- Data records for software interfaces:
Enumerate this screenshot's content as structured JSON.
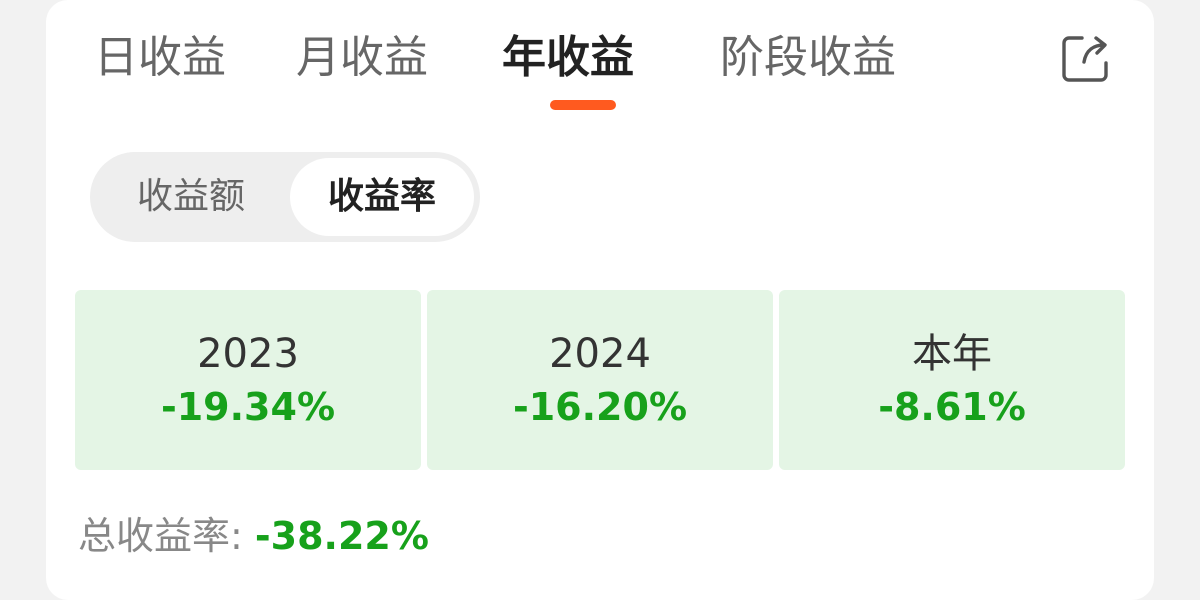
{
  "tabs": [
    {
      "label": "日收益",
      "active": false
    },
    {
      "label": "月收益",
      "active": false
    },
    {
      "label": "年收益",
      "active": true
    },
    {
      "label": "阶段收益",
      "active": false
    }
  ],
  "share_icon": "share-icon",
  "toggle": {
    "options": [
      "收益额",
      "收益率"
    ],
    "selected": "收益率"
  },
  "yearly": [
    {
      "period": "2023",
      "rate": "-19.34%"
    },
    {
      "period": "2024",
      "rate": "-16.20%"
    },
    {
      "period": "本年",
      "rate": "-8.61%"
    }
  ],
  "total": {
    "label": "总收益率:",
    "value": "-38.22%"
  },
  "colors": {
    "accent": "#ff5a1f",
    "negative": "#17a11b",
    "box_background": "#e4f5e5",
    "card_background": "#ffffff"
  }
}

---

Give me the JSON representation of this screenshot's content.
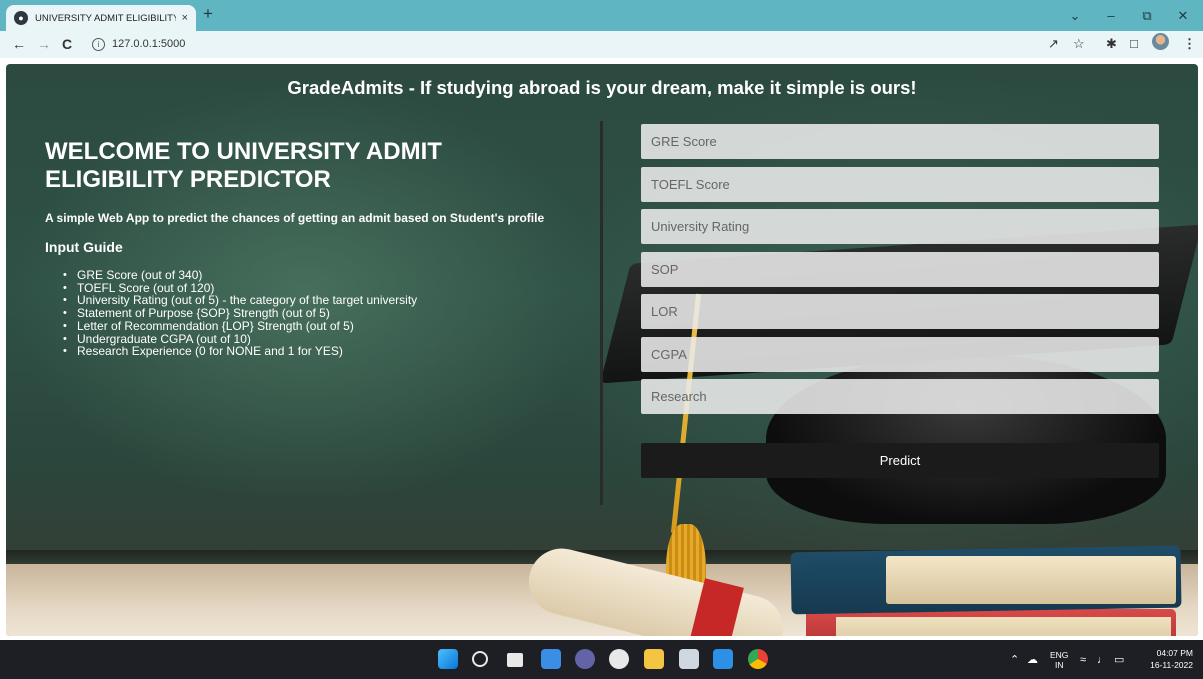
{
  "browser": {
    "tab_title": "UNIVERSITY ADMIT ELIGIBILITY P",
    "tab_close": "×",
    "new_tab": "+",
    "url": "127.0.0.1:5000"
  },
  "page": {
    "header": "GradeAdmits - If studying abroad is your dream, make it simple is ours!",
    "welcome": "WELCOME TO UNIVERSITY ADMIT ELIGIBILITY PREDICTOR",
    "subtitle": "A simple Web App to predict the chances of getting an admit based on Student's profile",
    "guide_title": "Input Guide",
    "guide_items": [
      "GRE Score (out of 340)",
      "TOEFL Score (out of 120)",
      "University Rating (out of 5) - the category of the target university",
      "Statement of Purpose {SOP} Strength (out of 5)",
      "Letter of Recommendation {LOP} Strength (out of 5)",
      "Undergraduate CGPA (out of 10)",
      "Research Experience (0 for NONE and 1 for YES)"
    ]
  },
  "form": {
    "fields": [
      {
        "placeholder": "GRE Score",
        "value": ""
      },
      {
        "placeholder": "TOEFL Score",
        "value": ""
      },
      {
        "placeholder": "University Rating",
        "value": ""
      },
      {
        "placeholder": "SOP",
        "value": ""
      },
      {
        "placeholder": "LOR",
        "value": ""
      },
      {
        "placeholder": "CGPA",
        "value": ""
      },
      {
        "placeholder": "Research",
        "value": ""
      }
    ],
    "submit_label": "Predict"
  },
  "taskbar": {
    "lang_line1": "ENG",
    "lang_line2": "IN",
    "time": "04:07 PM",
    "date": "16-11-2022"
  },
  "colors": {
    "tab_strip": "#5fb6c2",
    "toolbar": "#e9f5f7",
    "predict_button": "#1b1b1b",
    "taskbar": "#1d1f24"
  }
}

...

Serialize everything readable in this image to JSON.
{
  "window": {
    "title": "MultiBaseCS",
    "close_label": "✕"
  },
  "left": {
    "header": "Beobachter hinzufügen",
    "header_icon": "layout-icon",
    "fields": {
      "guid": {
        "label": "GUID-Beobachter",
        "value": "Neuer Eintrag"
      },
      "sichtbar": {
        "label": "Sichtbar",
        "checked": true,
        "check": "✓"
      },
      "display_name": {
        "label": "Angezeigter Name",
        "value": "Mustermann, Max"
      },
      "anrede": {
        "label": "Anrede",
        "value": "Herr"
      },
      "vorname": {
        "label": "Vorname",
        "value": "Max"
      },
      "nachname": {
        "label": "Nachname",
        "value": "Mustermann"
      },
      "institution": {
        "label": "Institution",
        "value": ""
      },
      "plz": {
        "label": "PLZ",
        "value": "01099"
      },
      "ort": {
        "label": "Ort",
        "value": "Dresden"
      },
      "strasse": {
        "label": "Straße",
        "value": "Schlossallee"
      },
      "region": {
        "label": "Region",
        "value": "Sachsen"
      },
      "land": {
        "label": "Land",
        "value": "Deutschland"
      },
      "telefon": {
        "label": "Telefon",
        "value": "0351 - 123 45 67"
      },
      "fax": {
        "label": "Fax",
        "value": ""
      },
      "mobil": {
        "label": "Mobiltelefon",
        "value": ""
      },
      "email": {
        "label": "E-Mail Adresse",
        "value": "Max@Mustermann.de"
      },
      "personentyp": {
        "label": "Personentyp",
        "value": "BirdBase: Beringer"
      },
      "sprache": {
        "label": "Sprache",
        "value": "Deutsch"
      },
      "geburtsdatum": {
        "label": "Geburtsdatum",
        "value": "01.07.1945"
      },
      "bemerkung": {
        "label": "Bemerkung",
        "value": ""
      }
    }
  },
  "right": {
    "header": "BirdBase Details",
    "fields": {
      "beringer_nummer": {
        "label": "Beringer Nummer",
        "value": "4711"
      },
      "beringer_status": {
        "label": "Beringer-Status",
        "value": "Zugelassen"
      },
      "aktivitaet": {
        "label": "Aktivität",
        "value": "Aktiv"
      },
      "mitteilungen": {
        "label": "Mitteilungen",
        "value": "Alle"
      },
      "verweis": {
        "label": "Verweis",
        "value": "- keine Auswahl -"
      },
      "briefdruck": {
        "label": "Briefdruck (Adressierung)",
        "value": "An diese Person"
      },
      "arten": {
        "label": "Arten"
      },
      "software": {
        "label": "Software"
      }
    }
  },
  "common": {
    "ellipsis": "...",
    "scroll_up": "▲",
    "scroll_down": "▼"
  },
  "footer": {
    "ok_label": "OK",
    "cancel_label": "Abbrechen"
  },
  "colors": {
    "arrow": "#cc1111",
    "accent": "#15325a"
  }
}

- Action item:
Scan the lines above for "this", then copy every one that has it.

- Solved problem:
Enumerate this screenshot's content as structured JSON.
Give me the JSON representation of this screenshot's content.
Serialize everything readable in this image to JSON.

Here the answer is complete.